DH and I were more prepared with the BMSing (baby-making sex) the next cycle. I ovulated on day 33 and endured a gut-wrenching 2-week-wait, reading into every symptom and doing everything I could to think about other things. I had gotten progesterone suppositories from my OB to lengthen my LP (luteal phase--time between ovulation and period, which should be around 14 days but had only been 9 for me the first time). I had just about the worst pms I've ever had, but I was holding out hope that the awful cramps were a sign of a little fertilized embryo getting cozy. In the meantime, we spent Christmas break with my in-laws, hearing about little else than my adorable niece. Okay, maybe that's an exaggeration. But that's how it felt. I guess I expected a little more sensitivity on their part since they knew what was going on. But really, I don't think anyone who hasn't gone through infertility has much of a clue how it feels, so I can't expect them to simply not mention their cute granddaughter ever around me. That would be even weirder, I suppose.
After 18 excruciating days (and three or four negative pregnancy tests), my period finally showed.

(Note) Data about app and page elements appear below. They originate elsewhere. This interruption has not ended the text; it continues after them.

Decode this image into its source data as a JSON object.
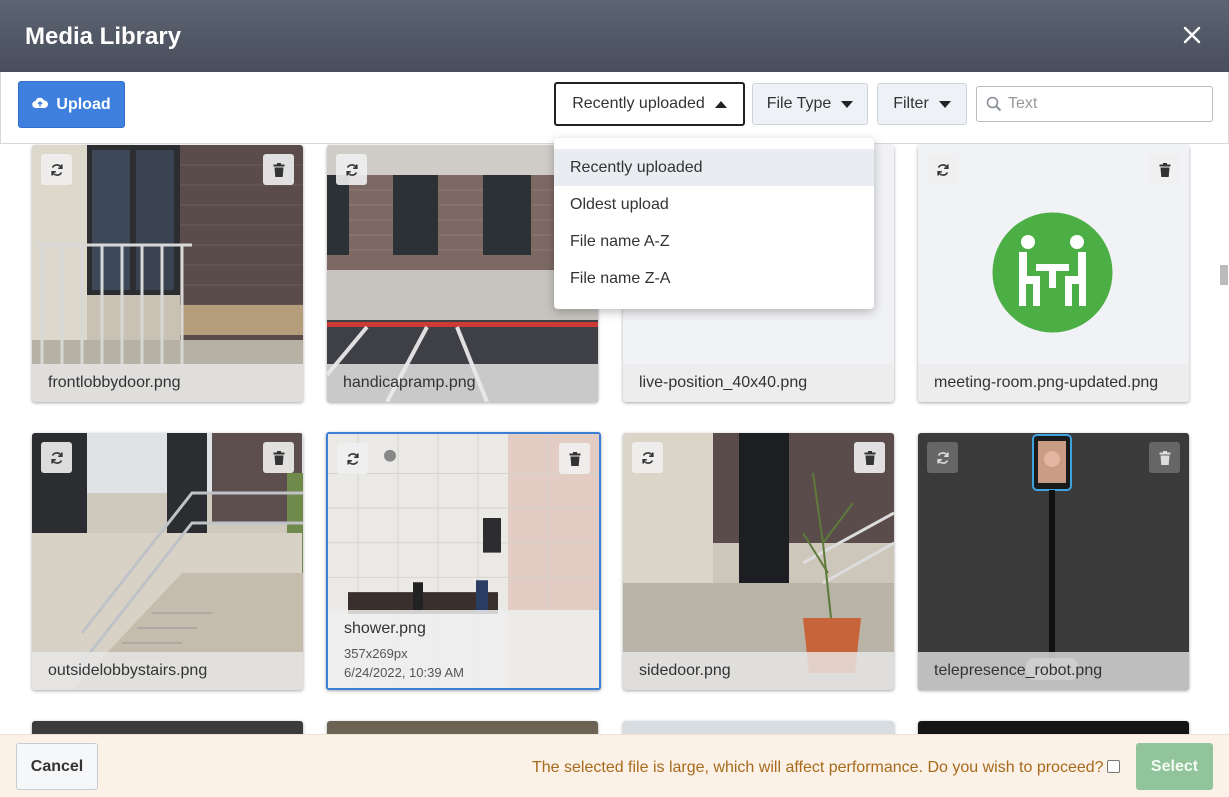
{
  "dialog": {
    "title": "Media Library"
  },
  "toolbar": {
    "upload_label": "Upload",
    "sort_label": "Recently uploaded",
    "file_type_label": "File Type",
    "filter_label": "Filter",
    "search_placeholder": "Text"
  },
  "sort_menu": {
    "options": [
      "Recently uploaded",
      "Oldest upload",
      "File name A-Z",
      "File name Z-A"
    ],
    "selected": "Recently uploaded"
  },
  "media": [
    {
      "name": "frontlobbydoor.png"
    },
    {
      "name": "handicapramp.png"
    },
    {
      "name": "live-position_40x40.png"
    },
    {
      "name": "meeting-room.png-updated.png"
    },
    {
      "name": "outsidelobbystairs.png"
    },
    {
      "name": "shower.png",
      "dimensions": "357x269px",
      "date": "6/24/2022, 10:39 AM",
      "selected": true
    },
    {
      "name": "sidedoor.png"
    },
    {
      "name": "telepresence_robot.png"
    }
  ],
  "footer": {
    "cancel_label": "Cancel",
    "warning": "The selected file is large, which will affect performance. Do you wish to proceed?",
    "select_label": "Select"
  },
  "colors": {
    "header": "#4f5664",
    "primary": "#3f7fde",
    "selected_border": "#3c7fd6",
    "select_disabled": "#91c49a",
    "warning_text": "#a76a1c",
    "meeting_icon": "#4caf45"
  }
}
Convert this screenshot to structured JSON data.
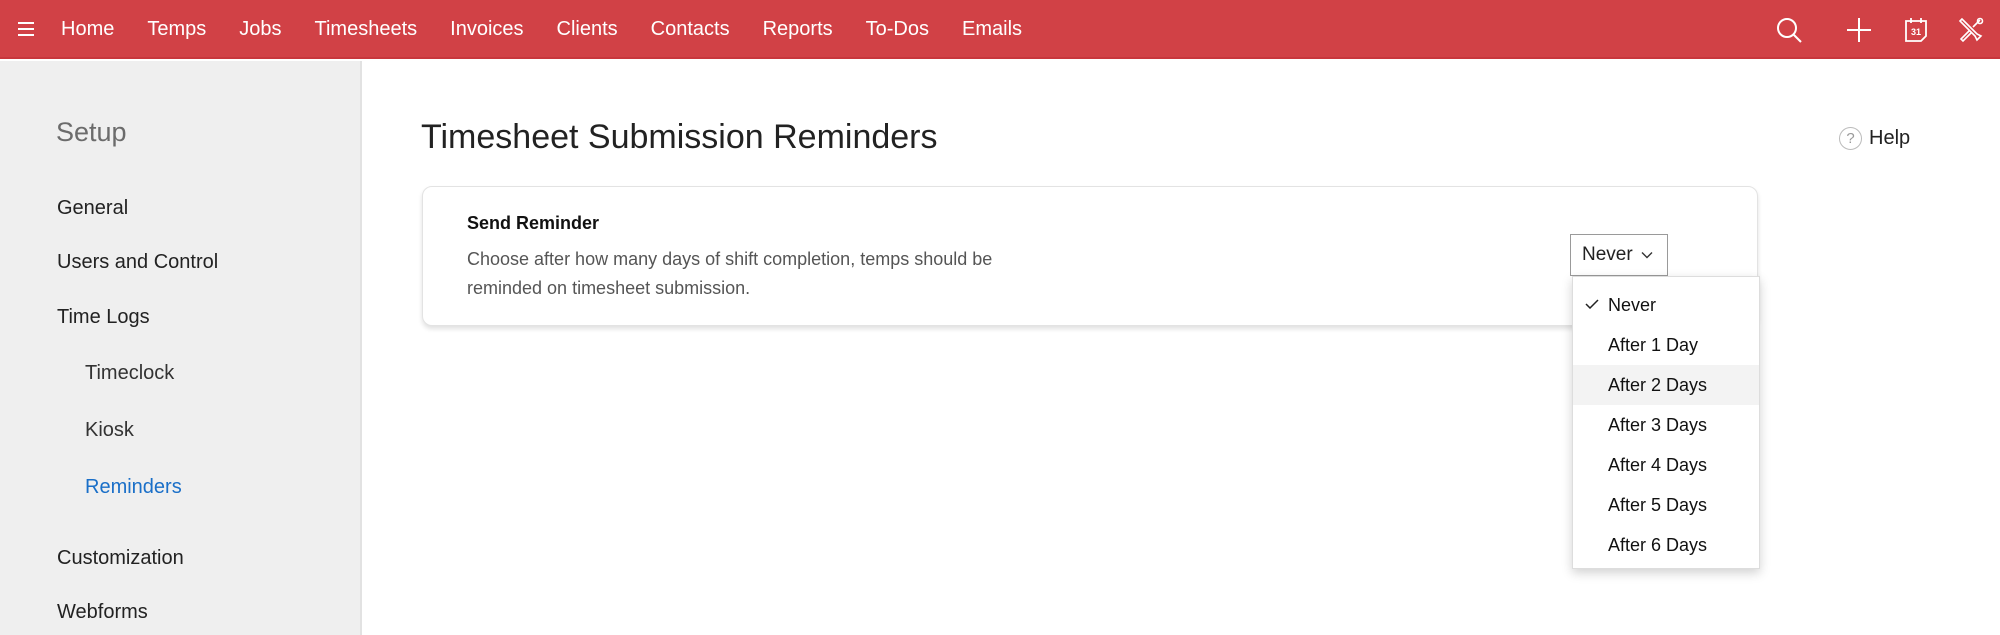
{
  "colors": {
    "topbar": "#d14146",
    "sidebar_bg": "#efefef",
    "active_link": "#1a6fc8",
    "dropdown_hover": "#f3f3f3"
  },
  "topbar": {
    "menu_icon": "hamburger-icon",
    "nav": [
      "Home",
      "Temps",
      "Jobs",
      "Timesheets",
      "Invoices",
      "Clients",
      "Contacts",
      "Reports",
      "To-Dos",
      "Emails"
    ],
    "right_icons": [
      "search-icon",
      "plus-icon",
      "calendar-icon",
      "tools-icon"
    ],
    "calendar_day": "31"
  },
  "sidebar": {
    "title": "Setup",
    "items": [
      {
        "label": "General",
        "level": 1,
        "active": false
      },
      {
        "label": "Users and Control",
        "level": 1,
        "active": false
      },
      {
        "label": "Time Logs",
        "level": 1,
        "active": false
      },
      {
        "label": "Timeclock",
        "level": 2,
        "active": false
      },
      {
        "label": "Kiosk",
        "level": 2,
        "active": false
      },
      {
        "label": "Reminders",
        "level": 2,
        "active": true
      },
      {
        "label": "Customization",
        "level": 1,
        "active": false
      },
      {
        "label": "Webforms",
        "level": 1,
        "active": false
      }
    ]
  },
  "main": {
    "title": "Timesheet Submission Reminders",
    "help": {
      "icon": "help-circle-icon",
      "label": "Help"
    },
    "card": {
      "title": "Send Reminder",
      "description": "Choose after how many days of shift completion, temps should be reminded on timesheet submission.",
      "select": {
        "value": "Never",
        "options": [
          "Never",
          "After 1 Day",
          "After 2 Days",
          "After 3 Days",
          "After 4 Days",
          "After 5 Days",
          "After 6 Days"
        ],
        "checked_index": 0,
        "hovered_index": 2
      }
    }
  }
}
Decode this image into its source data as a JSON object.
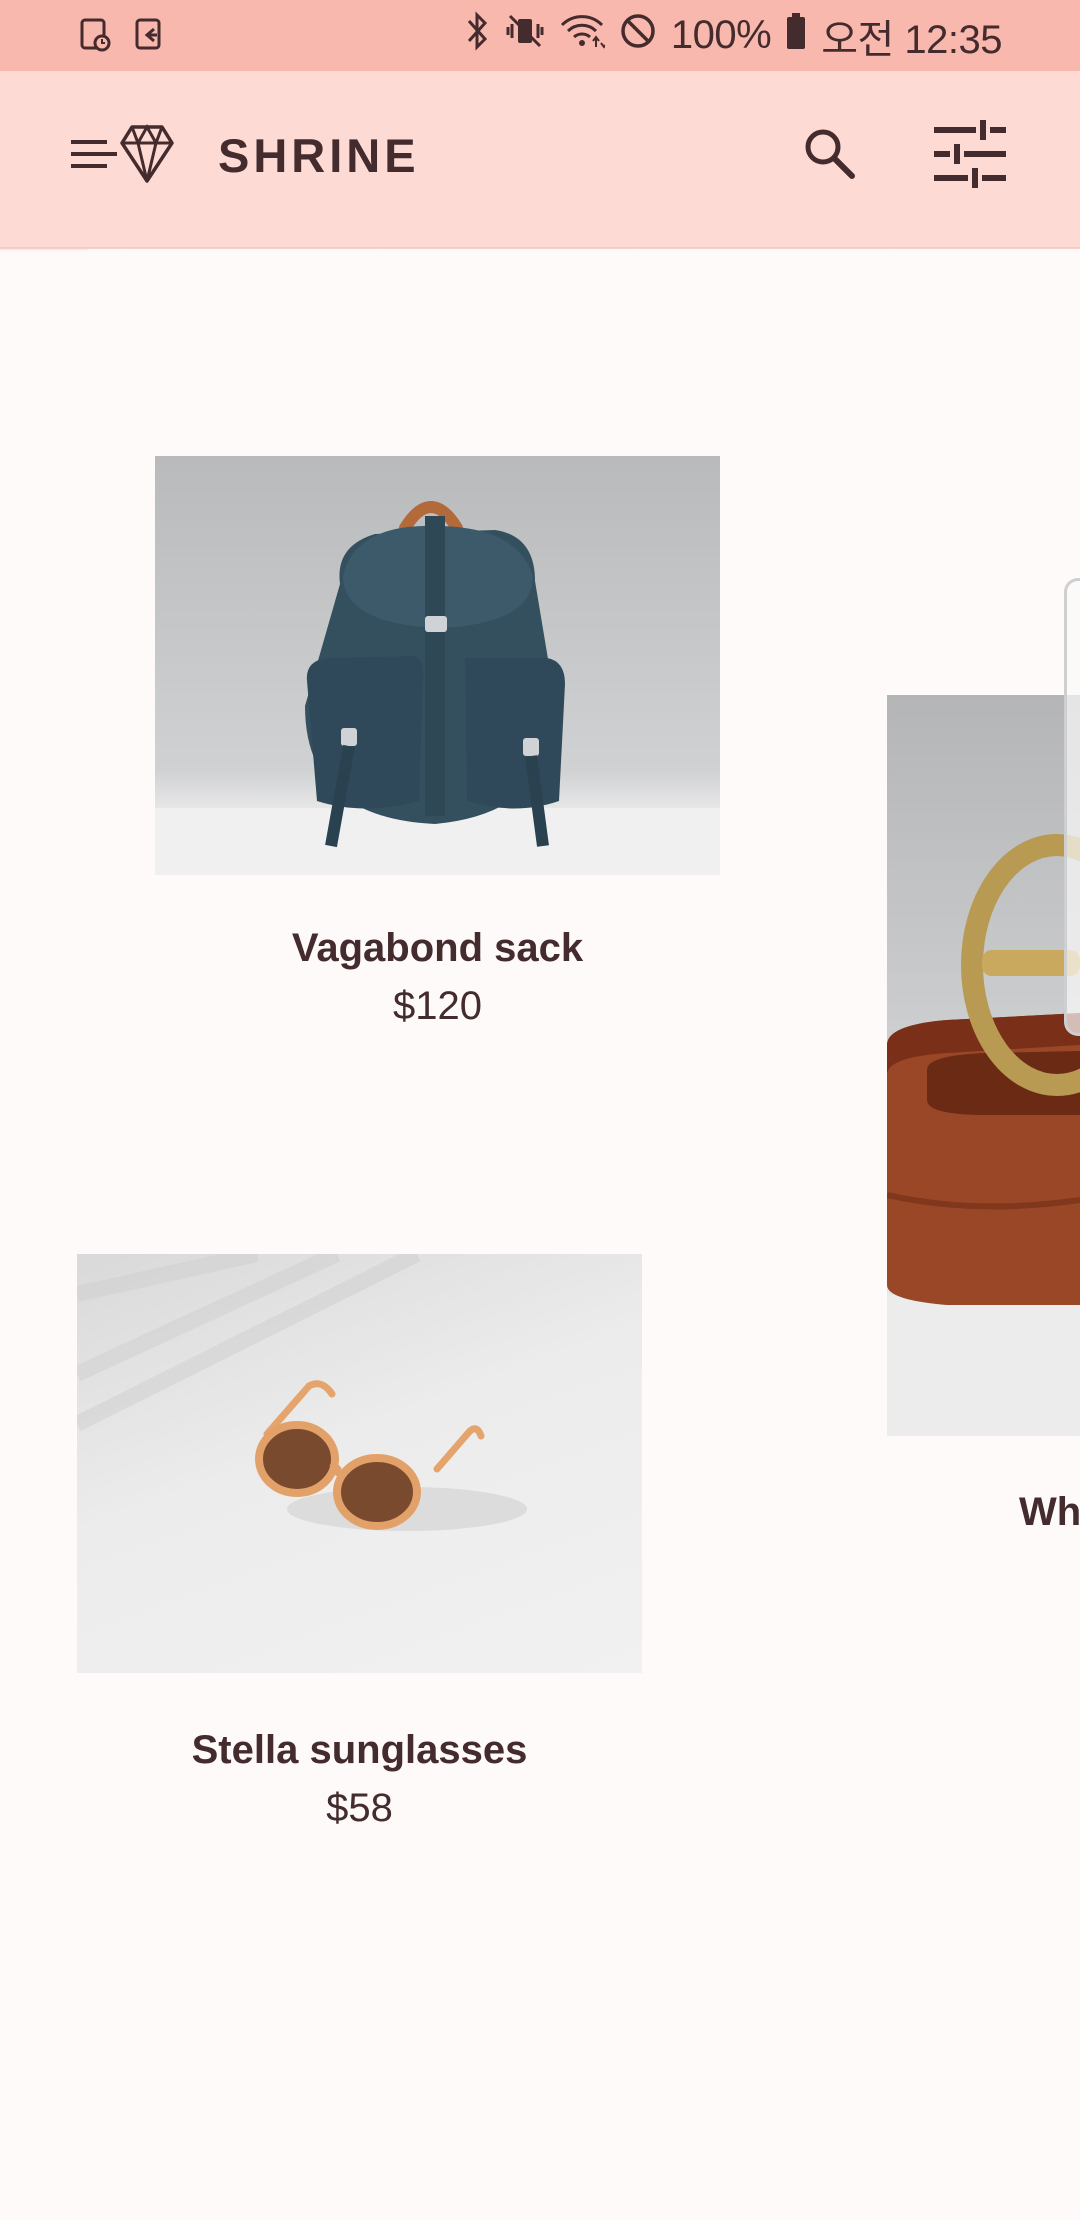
{
  "status_bar": {
    "battery_text": "100%",
    "time_text": "오전 12:35",
    "icons": [
      "screen-timer-icon",
      "exit-app-icon",
      "bluetooth-icon",
      "vibrate-off-icon",
      "wifi-icon",
      "do-not-disturb-icon",
      "battery-icon"
    ]
  },
  "app_bar": {
    "title": "SHRINE",
    "icons": [
      "menu-icon",
      "shrine-diamond-logo-icon",
      "search-icon",
      "tune-filter-icon"
    ]
  },
  "colors": {
    "status_bar_bg": "#f9b8ad",
    "app_bar_bg": "#fddbd4",
    "surface": "#fefaf9",
    "text": "#442b2d"
  },
  "products": [
    {
      "name": "Vagabond sack",
      "price": "$120",
      "image": "backpack-image"
    },
    {
      "name": "Wh",
      "price": "",
      "image": "belt-image"
    },
    {
      "name": "Stella sunglasses",
      "price": "$58",
      "image": "sunglasses-image"
    }
  ]
}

Even though I knew we only had a 25% chance, I think I had been so worried about ovulating for so long that I felt like once I finally ovulated, the problem would be solved. So many of our friends seem to be able to get pregnant on the first try, so when we didn't, I was crushed yet again. Yet again, intense negative emotions for no rational reason.
And here we are now. I'm on day 18 of my third natural cycle. The emotions of all this are just killer, and there's no way around them. I trust that God is sovereign and that he loves me, but I fear how much suffering he's going to take me through. DH had been reminding me to take this one day at a time, and to focus on all the many things I have to be thankful for--that I was diagnosed so early, that I found the HA message board, that I only had to gain 10 pounds, that I'm cycling. But it's hard not to focus on the fact that with a cycle as slow as mine has been, I only get half as many chances as anyone else. So this could be a long journey, folks.